Supt. Walt Hanline defends his board's choice even though the CUSD policy of naming schools is spelled out as follows: "The following criteria in naming schools, buildings or other facilities shall be use: 1). In honor of individuals who have made outstanding contributions to the school district or community; 2). In recognition of the geographic areas in which the school, building or facility is located."

"The issue is the definition of 'community,'" said Hanline. "It's probably anybody who had anything to do with the world. We named a school after Don Pedro. Don Pedro never lived in the community ... he's the guy who was an explorer in the 1600s, I think."

Most, however, would concede that the school, built in the late 1940s, was named after its site being located on Don Pedro Road.

Critics say Ceres has always had a tradition of interpreting "community" as Ceres community, as evidenced by the selection of only local persons.

Hanline noted that 31 schools in California are named after Chavez under policies similar to CUSD's. "So if they're wrong and you're right, then we're wrong and the whole world is wrong and you're right," he said to critics.

"I think getting caught up in the rhetoric of the policy," said Hanline, "is denying the reality that ... Cesar Chavez was a highly controversial figure.
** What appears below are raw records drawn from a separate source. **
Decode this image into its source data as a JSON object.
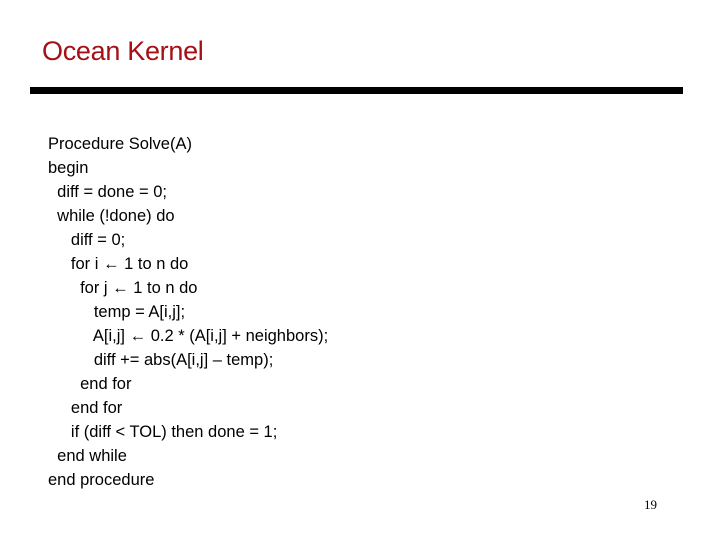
{
  "slide": {
    "title": "Ocean Kernel",
    "title_color": "#a50f15",
    "page_number": "19"
  },
  "code": {
    "lines": [
      "Procedure Solve(A)",
      "begin",
      "  diff = done = 0;",
      "  while (!done) do",
      "     diff = 0;",
      "     for i ← 1 to n do",
      "       for j ← 1 to n do",
      "          temp = A[i,j];",
      "          A[i,j] ← 0.2 * (A[i,j] + neighbors);",
      "          diff += abs(A[i,j] – temp);",
      "       end for",
      "     end for",
      "     if (diff < TOL) then done = 1;",
      "  end while",
      "end procedure"
    ]
  }
}
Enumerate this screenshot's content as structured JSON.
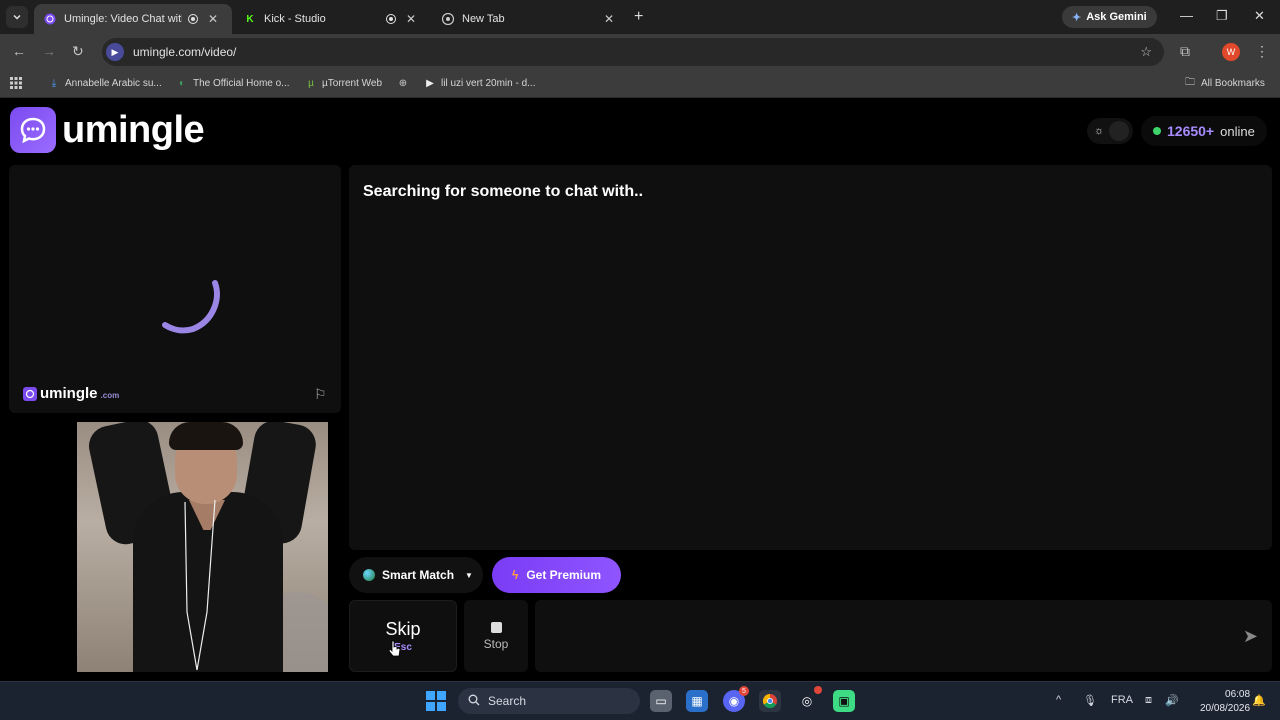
{
  "browser": {
    "tabs": [
      {
        "title": "Umingle: Video Chat with S",
        "active": true
      },
      {
        "title": "Kick - Studio",
        "active": false
      },
      {
        "title": "New Tab",
        "active": false
      }
    ],
    "ask_gemini": "Ask Gemini",
    "url": "umingle.com/video/",
    "profile_initial": "W",
    "bookmarks": [
      "Annabelle Arabic su...",
      "The Official Home o...",
      "µTorrent Web",
      "",
      "lil uzi vert 20min - d..."
    ],
    "all_bookmarks": "All Bookmarks"
  },
  "site": {
    "logo_text": "umingle",
    "online_count": "12650+",
    "online_label": "online",
    "watermark_name": "umingle",
    "watermark_domain": ".com"
  },
  "chat": {
    "status": "Searching for someone to chat with.."
  },
  "controls": {
    "smart_match": "Smart Match",
    "premium": "Get Premium",
    "skip": "Skip",
    "skip_hint": "Esc",
    "stop": "Stop",
    "message_placeholder": ""
  },
  "taskbar": {
    "search": "Search",
    "discord_badge": "5",
    "language": "FRA",
    "time": "06:08",
    "date": "20/08/2026"
  },
  "colors": {
    "accent": "#7b4bf0",
    "online_dot": "#3fd46a",
    "premium_bolt": "#ffa23a"
  }
}
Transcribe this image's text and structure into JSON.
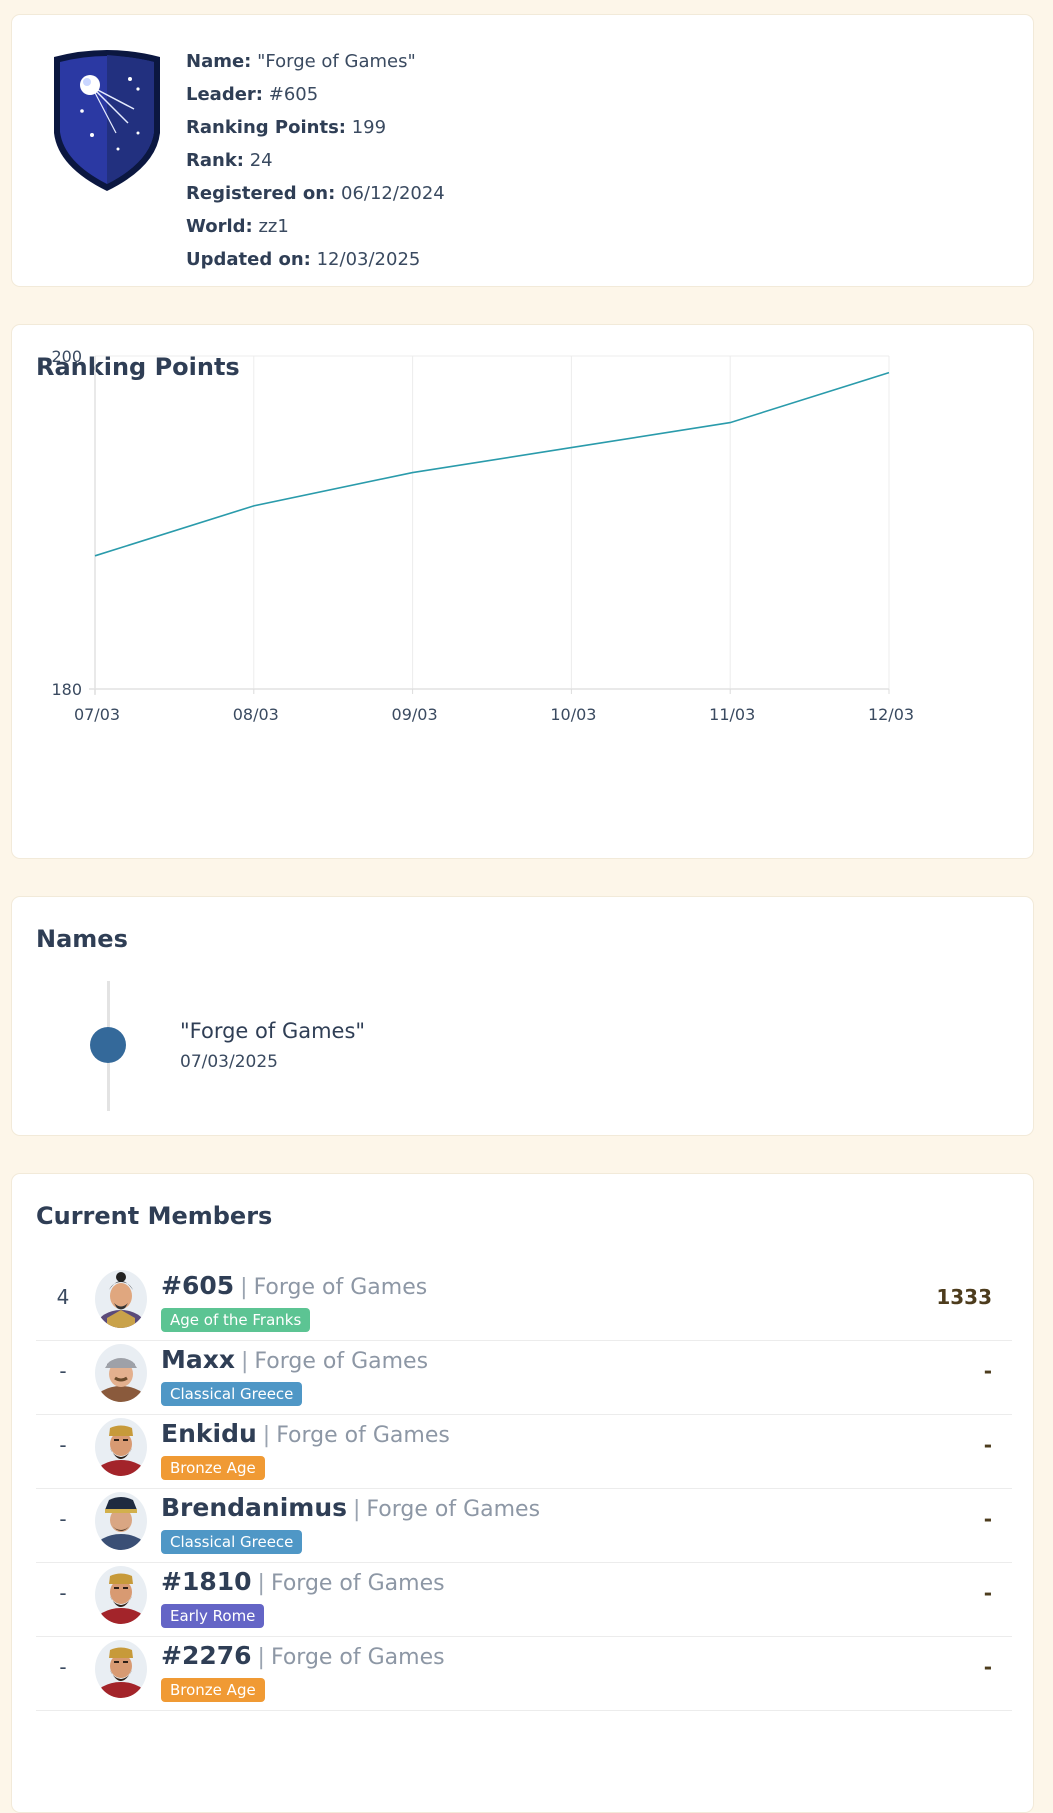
{
  "info": {
    "rows": [
      {
        "label": "Name:",
        "value": "\"Forge of Games\""
      },
      {
        "label": "Leader:",
        "value": "#605"
      },
      {
        "label": "Ranking Points:",
        "value": "199"
      },
      {
        "label": "Rank:",
        "value": "24"
      },
      {
        "label": "Registered on:",
        "value": "06/12/2024"
      },
      {
        "label": "World:",
        "value": "zz1"
      },
      {
        "label": "Updated on:",
        "value": "12/03/2025"
      }
    ],
    "emblem_icon": "satellite-shield-emblem-icon"
  },
  "ranking": {
    "title": "Ranking Points"
  },
  "chart_data": {
    "type": "line",
    "title": "Ranking Points",
    "x": [
      "07/03",
      "08/03",
      "09/03",
      "10/03",
      "11/03",
      "12/03"
    ],
    "series": [
      {
        "values": [
          188,
          191,
          193,
          194.5,
          196,
          199
        ]
      }
    ],
    "ylim": [
      180,
      200
    ],
    "yticks": [
      "200",
      "180"
    ],
    "grid": true,
    "color": "#2a9bab"
  },
  "names": {
    "title": "Names",
    "entries": [
      {
        "name": "\"Forge of Games\"",
        "date": "07/03/2025"
      }
    ]
  },
  "members": {
    "title": "Current Members",
    "rows": [
      {
        "rank": "4",
        "name": "#605",
        "guild": "Forge of Games",
        "age": "Age of the Franks",
        "age_color": "#5cc493",
        "points": "1333",
        "avatar": "samurai-avatar-icon"
      },
      {
        "rank": "-",
        "name": "Maxx",
        "guild": "Forge of Games",
        "age": "Classical Greece",
        "age_color": "#4f97c6",
        "points": "-",
        "avatar": "helmeted-soldier-avatar-icon"
      },
      {
        "rank": "-",
        "name": "Enkidu",
        "guild": "Forge of Games",
        "age": "Bronze Age",
        "age_color": "#f09a34",
        "points": "-",
        "avatar": "bearded-king-avatar-icon"
      },
      {
        "rank": "-",
        "name": "Brendanimus",
        "guild": "Forge of Games",
        "age": "Classical Greece",
        "age_color": "#4f97c6",
        "points": "-",
        "avatar": "general-avatar-icon"
      },
      {
        "rank": "-",
        "name": "#1810",
        "guild": "Forge of Games",
        "age": "Early Rome",
        "age_color": "#6465c6",
        "points": "-",
        "avatar": "bearded-king-avatar-icon"
      },
      {
        "rank": "-",
        "name": "#2276",
        "guild": "Forge of Games",
        "age": "Bronze Age",
        "age_color": "#f09a34",
        "points": "-",
        "avatar": "bearded-king-avatar-icon"
      }
    ]
  }
}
Those of us on the right would say it was a negative contribution. Those people on the left would say it was a positive contribution. No one can deny Cesar Chavez was a compassionate, caring and dedicated leader. He impacted the lives of millions of people. To say that he (Chavez) did not contribute to this community is not a fair conclusion."
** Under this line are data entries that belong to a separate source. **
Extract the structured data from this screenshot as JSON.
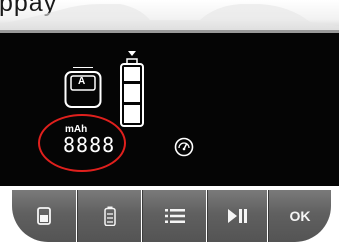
{
  "header": {
    "partial_text": "ppay"
  },
  "display": {
    "slot_letter": "A",
    "capacity_unit": "mAh",
    "capacity_digits": "8888",
    "battery_level_segments": 3,
    "highlight_color": "#e0201d",
    "lcd_color": "#050505",
    "segment_color": "#ffffff"
  },
  "buttons": [
    {
      "icon": "battery-single-icon",
      "label": ""
    },
    {
      "icon": "battery-stack-icon",
      "label": ""
    },
    {
      "icon": "menu-list-icon",
      "label": ""
    },
    {
      "icon": "play-pause-icon",
      "label": ""
    },
    {
      "icon": "",
      "label": "OK"
    }
  ]
}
The selection of Chavez apparently was controversial among the board itself. Trustee Eric Ingwerson said he didn't support Chavez's name in a study session, feeling it "should have picked someone who was local." He later went along with a unanimous vote saying "democracy won out."
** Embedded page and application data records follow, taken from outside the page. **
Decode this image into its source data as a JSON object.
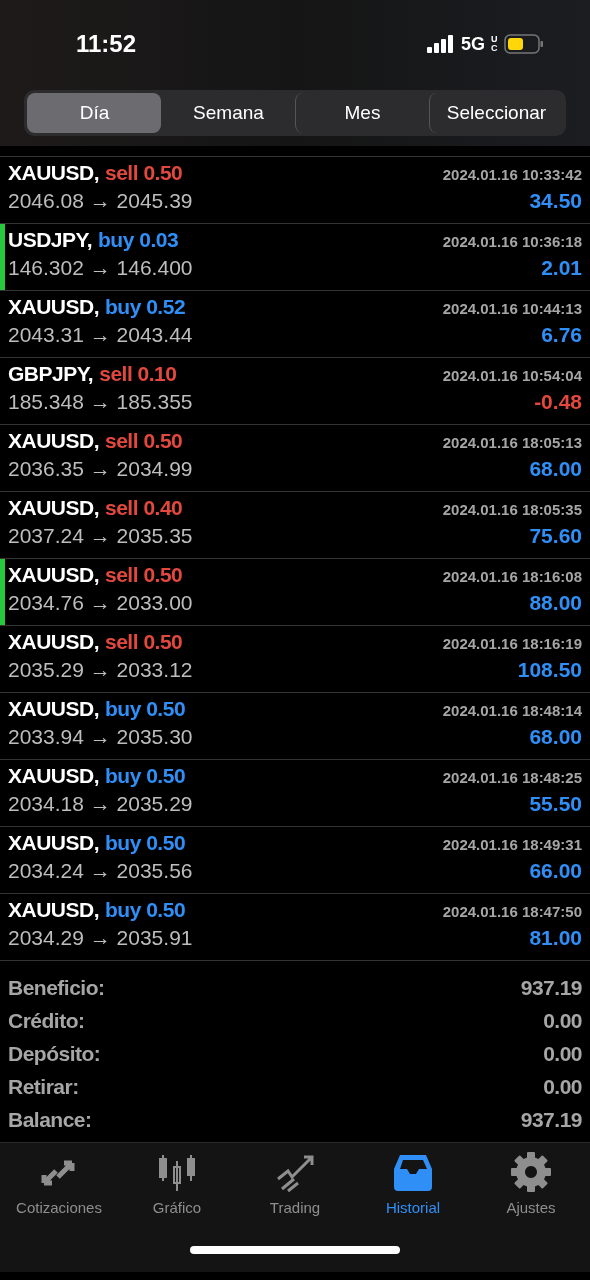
{
  "status_bar": {
    "time": "11:52",
    "network": "5G",
    "network_sub": "UC"
  },
  "period_tabs": [
    {
      "label": "Día",
      "selected": true
    },
    {
      "label": "Semana",
      "selected": false
    },
    {
      "label": "Mes",
      "selected": false
    },
    {
      "label": "Seleccionar",
      "selected": false
    }
  ],
  "deals": [
    {
      "symbol": "XAUUSD,",
      "kind": "sell",
      "order": "sell 0.50",
      "time": "2024.01.16 10:33:42",
      "prices": "2046.08 → 2045.39",
      "profit": "34.50",
      "loss": false,
      "marked": false
    },
    {
      "symbol": "USDJPY,",
      "kind": "buy",
      "order": "buy 0.03",
      "time": "2024.01.16 10:36:18",
      "prices": "146.302 → 146.400",
      "profit": "2.01",
      "loss": false,
      "marked": true
    },
    {
      "symbol": "XAUUSD,",
      "kind": "buy",
      "order": "buy 0.52",
      "time": "2024.01.16 10:44:13",
      "prices": "2043.31 → 2043.44",
      "profit": "6.76",
      "loss": false,
      "marked": false
    },
    {
      "symbol": "GBPJPY,",
      "kind": "sell",
      "order": "sell 0.10",
      "time": "2024.01.16 10:54:04",
      "prices": "185.348 → 185.355",
      "profit": "-0.48",
      "loss": true,
      "marked": false
    },
    {
      "symbol": "XAUUSD,",
      "kind": "sell",
      "order": "sell 0.50",
      "time": "2024.01.16 18:05:13",
      "prices": "2036.35 → 2034.99",
      "profit": "68.00",
      "loss": false,
      "marked": false
    },
    {
      "symbol": "XAUUSD,",
      "kind": "sell",
      "order": "sell 0.40",
      "time": "2024.01.16 18:05:35",
      "prices": "2037.24 → 2035.35",
      "profit": "75.60",
      "loss": false,
      "marked": false
    },
    {
      "symbol": "XAUUSD,",
      "kind": "sell",
      "order": "sell 0.50",
      "time": "2024.01.16 18:16:08",
      "prices": "2034.76 → 2033.00",
      "profit": "88.00",
      "loss": false,
      "marked": true
    },
    {
      "symbol": "XAUUSD,",
      "kind": "sell",
      "order": "sell 0.50",
      "time": "2024.01.16 18:16:19",
      "prices": "2035.29 → 2033.12",
      "profit": "108.50",
      "loss": false,
      "marked": false
    },
    {
      "symbol": "XAUUSD,",
      "kind": "buy",
      "order": "buy 0.50",
      "time": "2024.01.16 18:48:14",
      "prices": "2033.94 → 2035.30",
      "profit": "68.00",
      "loss": false,
      "marked": false
    },
    {
      "symbol": "XAUUSD,",
      "kind": "buy",
      "order": "buy 0.50",
      "time": "2024.01.16 18:48:25",
      "prices": "2034.18 → 2035.29",
      "profit": "55.50",
      "loss": false,
      "marked": false
    },
    {
      "symbol": "XAUUSD,",
      "kind": "buy",
      "order": "buy 0.50",
      "time": "2024.01.16 18:49:31",
      "prices": "2034.24 → 2035.56",
      "profit": "66.00",
      "loss": false,
      "marked": false
    },
    {
      "symbol": "XAUUSD,",
      "kind": "buy",
      "order": "buy 0.50",
      "time": "2024.01.16 18:47:50",
      "prices": "2034.29 → 2035.91",
      "profit": "81.00",
      "loss": false,
      "marked": false
    }
  ],
  "summary": [
    {
      "label": "Beneficio:",
      "value": "937.19"
    },
    {
      "label": "Crédito:",
      "value": "0.00"
    },
    {
      "label": "Depósito:",
      "value": "0.00"
    },
    {
      "label": "Retirar:",
      "value": "0.00"
    },
    {
      "label": "Balance:",
      "value": "937.19"
    }
  ],
  "tab_bar": [
    {
      "kind": "quotes",
      "label": "Cotizaciones",
      "selected": false
    },
    {
      "kind": "chart",
      "label": "Gráfico",
      "selected": false
    },
    {
      "kind": "trade",
      "label": "Trading",
      "selected": false
    },
    {
      "kind": "history",
      "label": "Historial",
      "selected": true
    },
    {
      "kind": "settings",
      "label": "Ajustes",
      "selected": false
    }
  ]
}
"I could have voted no at the meeting but it wouldn't have changed the outcome," said Ingwerson. "I was being a team player."

When asked if Ceres School Board violated its own policy, Ingwerson replied: "It's a matter of opinion."

Trustee Mike Welsh said he will remain open-minded about what public has to say but admitted a change would only be triggered by a "pretty compelling argument."

"I'm half Hispanic," said Welsh. "I'm honored Chavez was chosen."

Welsh denied that the board broke its policy saying "It's all in the interpretation."

Ceres School Board President Teresa Guerrero denied that there was "arm twisting" at the board level and noted "Everyone was in unison on/in this. Everything was done right."

Board Trustee Jim Kinard said: "I don't think we violated the board policy at all from my reading. The policy doesn't say it has to be a local. It simply says individuals who have made outstanding contributions to the school district or community. Migrant workers have clearly contributed. They brought about economic growth in this community. We're honoring a person that gave them a voice."

Hanline noted that naming schools can be a controversial exercise. "I guarantee you that I'm controversial and there's a whole lot of people in this community who strongly believe that that school should in no way be named after that S.O.B" he said in referencing the naming of a school after himself.

But he stated that he doesn't understand why nobody showed up when the board was making its decision.

"If you feel like your name was not given justice, then you should have been at the meeting with your petition and all this information should be kept for the next time," said Hanline. "But don't bloody Monday morning quarterback the board who made the decision based upon the input that was given and its discussion."

Guerrero said Ceres is the first in Stanislaus County with a school named after a civil rights leader and that she thinks the board will stand by its decision.

Dale Butler contributed to this article.